- [Activity] Among the lines below, how many have the string "Safety" in them? Only the number is wanted.

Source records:
+ + + +
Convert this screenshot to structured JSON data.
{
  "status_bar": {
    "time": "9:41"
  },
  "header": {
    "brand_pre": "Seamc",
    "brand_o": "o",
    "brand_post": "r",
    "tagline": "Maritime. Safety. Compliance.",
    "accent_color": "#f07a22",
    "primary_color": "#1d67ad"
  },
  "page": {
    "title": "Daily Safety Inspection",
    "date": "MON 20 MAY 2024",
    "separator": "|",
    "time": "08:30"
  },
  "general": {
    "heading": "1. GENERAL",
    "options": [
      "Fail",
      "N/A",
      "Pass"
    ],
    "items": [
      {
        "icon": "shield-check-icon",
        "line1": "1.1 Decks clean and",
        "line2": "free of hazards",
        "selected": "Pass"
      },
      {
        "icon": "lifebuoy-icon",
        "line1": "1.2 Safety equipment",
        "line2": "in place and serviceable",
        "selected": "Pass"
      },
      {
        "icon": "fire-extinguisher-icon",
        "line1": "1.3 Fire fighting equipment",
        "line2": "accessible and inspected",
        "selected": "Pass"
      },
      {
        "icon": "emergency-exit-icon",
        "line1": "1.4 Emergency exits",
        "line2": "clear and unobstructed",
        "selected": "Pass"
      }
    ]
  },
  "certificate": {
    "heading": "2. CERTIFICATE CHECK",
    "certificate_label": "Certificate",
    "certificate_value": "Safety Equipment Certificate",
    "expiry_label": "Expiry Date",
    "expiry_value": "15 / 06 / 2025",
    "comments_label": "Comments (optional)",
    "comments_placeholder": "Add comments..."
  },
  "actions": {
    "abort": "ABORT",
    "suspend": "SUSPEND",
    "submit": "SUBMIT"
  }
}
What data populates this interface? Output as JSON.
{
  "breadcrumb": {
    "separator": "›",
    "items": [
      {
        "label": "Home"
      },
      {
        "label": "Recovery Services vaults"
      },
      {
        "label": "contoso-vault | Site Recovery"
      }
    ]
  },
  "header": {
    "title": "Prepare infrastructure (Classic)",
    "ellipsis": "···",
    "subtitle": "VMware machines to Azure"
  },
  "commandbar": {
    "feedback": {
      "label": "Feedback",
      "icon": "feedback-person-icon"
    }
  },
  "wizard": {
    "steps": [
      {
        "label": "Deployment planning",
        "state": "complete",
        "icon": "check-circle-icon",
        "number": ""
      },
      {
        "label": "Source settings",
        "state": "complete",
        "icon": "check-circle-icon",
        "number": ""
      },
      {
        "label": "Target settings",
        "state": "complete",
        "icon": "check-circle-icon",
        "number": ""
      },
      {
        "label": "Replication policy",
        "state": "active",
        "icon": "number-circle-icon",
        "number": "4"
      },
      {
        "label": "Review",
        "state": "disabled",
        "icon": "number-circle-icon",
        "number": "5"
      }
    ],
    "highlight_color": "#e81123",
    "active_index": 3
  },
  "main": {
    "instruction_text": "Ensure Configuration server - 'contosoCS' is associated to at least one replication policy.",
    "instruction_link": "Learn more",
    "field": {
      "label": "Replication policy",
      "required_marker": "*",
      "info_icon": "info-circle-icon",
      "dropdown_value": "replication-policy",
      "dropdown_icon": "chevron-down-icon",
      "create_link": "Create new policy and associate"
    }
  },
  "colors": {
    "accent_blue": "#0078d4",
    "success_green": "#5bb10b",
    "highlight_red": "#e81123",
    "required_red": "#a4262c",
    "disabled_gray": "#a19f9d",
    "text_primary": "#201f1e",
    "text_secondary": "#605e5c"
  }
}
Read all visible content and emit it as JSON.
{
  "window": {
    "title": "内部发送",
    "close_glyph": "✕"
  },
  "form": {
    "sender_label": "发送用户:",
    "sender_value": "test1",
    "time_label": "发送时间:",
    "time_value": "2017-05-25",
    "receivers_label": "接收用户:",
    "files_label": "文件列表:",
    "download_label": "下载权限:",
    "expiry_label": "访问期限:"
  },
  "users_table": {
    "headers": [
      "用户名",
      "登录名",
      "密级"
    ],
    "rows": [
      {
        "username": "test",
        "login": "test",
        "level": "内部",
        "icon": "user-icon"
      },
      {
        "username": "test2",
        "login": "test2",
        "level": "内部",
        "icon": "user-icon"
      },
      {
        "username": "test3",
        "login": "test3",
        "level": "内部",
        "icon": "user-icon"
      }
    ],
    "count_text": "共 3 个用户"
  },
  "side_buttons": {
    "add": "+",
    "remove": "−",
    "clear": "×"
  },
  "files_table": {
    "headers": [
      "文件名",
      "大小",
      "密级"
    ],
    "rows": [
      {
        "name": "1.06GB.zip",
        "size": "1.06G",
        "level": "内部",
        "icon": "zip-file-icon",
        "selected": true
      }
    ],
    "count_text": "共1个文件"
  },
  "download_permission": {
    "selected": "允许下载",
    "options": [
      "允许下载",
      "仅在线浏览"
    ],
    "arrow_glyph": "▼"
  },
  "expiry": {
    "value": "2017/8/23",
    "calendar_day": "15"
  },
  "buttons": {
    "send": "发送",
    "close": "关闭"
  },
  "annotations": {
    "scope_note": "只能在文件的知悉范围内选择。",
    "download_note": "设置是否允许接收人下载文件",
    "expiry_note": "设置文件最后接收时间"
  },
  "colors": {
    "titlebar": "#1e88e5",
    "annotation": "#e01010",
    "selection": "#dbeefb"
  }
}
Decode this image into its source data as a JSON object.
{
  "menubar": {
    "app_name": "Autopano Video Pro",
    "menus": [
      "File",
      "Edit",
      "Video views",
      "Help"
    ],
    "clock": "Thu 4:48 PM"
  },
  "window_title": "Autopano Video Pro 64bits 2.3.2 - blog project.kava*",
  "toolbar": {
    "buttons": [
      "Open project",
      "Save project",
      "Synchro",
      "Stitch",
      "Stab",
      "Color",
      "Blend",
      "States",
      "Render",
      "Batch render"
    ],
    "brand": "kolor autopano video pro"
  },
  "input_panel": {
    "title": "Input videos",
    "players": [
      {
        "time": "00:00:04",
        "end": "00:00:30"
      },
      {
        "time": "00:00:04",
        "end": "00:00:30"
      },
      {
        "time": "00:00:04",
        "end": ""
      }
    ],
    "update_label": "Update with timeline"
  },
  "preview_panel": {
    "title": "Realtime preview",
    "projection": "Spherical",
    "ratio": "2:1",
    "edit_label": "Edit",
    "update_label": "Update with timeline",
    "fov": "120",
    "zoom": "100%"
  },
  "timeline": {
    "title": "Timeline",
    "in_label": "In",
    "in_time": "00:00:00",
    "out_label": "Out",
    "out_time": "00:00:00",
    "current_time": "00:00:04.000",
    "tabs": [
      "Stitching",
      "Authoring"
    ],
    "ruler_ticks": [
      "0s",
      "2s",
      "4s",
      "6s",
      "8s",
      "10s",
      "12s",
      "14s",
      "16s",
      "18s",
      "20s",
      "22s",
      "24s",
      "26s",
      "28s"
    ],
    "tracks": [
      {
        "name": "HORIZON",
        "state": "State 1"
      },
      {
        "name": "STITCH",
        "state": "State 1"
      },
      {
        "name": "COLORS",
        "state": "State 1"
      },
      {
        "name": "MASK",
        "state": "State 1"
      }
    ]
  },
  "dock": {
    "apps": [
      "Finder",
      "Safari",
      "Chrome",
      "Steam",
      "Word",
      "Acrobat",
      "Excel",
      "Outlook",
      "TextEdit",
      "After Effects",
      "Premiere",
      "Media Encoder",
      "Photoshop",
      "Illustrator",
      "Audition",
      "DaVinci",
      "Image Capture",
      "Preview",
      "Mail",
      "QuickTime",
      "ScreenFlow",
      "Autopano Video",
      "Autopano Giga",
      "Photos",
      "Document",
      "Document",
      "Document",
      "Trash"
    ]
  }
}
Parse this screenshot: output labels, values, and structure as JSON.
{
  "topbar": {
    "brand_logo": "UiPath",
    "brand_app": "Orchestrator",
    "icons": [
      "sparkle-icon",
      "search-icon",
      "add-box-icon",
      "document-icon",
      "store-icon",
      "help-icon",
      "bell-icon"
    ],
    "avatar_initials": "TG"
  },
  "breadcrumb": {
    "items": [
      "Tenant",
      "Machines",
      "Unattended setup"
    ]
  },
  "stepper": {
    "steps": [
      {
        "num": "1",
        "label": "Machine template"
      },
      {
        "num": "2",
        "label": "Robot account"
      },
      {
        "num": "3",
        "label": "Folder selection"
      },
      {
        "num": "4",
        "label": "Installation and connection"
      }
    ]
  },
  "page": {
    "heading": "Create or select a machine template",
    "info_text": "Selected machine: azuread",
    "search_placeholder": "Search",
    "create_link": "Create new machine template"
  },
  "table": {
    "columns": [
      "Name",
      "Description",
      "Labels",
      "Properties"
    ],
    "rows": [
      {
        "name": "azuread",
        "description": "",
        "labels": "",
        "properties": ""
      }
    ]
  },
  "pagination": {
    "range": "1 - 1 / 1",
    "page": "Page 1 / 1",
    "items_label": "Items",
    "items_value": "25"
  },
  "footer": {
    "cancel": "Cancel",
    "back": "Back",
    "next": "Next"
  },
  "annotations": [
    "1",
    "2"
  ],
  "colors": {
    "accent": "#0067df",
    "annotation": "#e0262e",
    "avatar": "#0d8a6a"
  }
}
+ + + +
- [Output of the exercise] 4